Dataset rows for apps and sites
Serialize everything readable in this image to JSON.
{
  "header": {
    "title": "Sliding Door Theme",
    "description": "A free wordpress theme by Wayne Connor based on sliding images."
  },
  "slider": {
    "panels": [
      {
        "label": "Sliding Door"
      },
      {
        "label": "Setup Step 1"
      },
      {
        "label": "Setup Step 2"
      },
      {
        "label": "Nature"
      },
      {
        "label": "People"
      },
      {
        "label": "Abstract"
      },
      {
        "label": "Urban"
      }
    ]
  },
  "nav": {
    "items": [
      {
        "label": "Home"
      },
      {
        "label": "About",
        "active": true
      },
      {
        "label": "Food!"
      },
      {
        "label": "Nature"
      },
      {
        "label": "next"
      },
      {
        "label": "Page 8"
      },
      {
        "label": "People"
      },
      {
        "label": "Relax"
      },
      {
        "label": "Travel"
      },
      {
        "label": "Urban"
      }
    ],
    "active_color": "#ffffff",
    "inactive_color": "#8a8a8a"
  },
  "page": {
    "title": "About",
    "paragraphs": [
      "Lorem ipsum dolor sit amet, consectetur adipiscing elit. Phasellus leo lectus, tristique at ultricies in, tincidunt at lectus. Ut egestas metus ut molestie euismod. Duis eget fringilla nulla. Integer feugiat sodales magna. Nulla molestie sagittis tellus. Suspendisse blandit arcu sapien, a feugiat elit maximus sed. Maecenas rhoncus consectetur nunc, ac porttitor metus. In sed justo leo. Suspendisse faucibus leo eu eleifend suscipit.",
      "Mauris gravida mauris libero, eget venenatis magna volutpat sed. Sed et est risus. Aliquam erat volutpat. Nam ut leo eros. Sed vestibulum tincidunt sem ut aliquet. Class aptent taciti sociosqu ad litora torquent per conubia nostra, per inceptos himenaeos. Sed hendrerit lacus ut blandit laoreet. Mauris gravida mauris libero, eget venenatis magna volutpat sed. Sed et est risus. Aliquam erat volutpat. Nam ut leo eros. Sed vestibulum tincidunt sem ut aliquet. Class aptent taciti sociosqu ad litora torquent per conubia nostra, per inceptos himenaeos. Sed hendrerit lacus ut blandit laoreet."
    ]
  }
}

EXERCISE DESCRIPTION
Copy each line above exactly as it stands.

ANSWER SPACE
Serialize everything readable in this image to JSON.
{
  "header": {
    "title": "Sliding Door Theme",
    "description": "A free wordpress theme by Wayne Connor based on sliding images."
  },
  "slider": {
    "panels": [
      {
        "label": "Sliding Door"
      },
      {
        "label": "Setup Step 1"
      },
      {
        "label": "Setup Step 2"
      },
      {
        "label": "Nature"
      },
      {
        "label": "People"
      },
      {
        "label": "Abstract"
      },
      {
        "label": "Urban"
      }
    ]
  },
  "nav": {
    "items": [
      {
        "label": "Home"
      },
      {
        "label": "About",
        "active": true
      },
      {
        "label": "Food!"
      },
      {
        "label": "Nature"
      },
      {
        "label": "next"
      },
      {
        "label": "Page 8"
      },
      {
        "label": "People"
      },
      {
        "label": "Relax"
      },
      {
        "label": "Travel"
      },
      {
        "label": "Urban"
      }
    ],
    "active_color": "#ffffff",
    "inactive_color": "#8a8a8a"
  },
  "page": {
    "title": "About",
    "paragraphs": [
      "Lorem ipsum dolor sit amet, consectetur adipiscing elit. Phasellus leo lectus, tristique at ultricies in, tincidunt at lectus. Ut egestas metus ut molestie euismod. Duis eget fringilla nulla. Integer feugiat sodales magna. Nulla molestie sagittis tellus. Suspendisse blandit arcu sapien, a feugiat elit maximus sed. Maecenas rhoncus consectetur nunc, ac porttitor metus. In sed justo leo. Suspendisse faucibus leo eu eleifend suscipit.",
      "Mauris gravida mauris libero, eget venenatis magna volutpat sed. Sed et est risus. Aliquam erat volutpat. Nam ut leo eros. Sed vestibulum tincidunt sem ut aliquet. Class aptent taciti sociosqu ad litora torquent per conubia nostra, per inceptos himenaeos. Sed hendrerit lacus ut blandit laoreet. Mauris gravida mauris libero, eget venenatis magna volutpat sed. Sed et est risus. Aliquam erat volutpat. Nam ut leo eros. Sed vestibulum tincidunt sem ut aliquet. Class aptent taciti sociosqu ad litora torquent per conubia nostra, per inceptos himenaeos. Sed hendrerit lacus ut blandit laoreet."
    ]
  }
}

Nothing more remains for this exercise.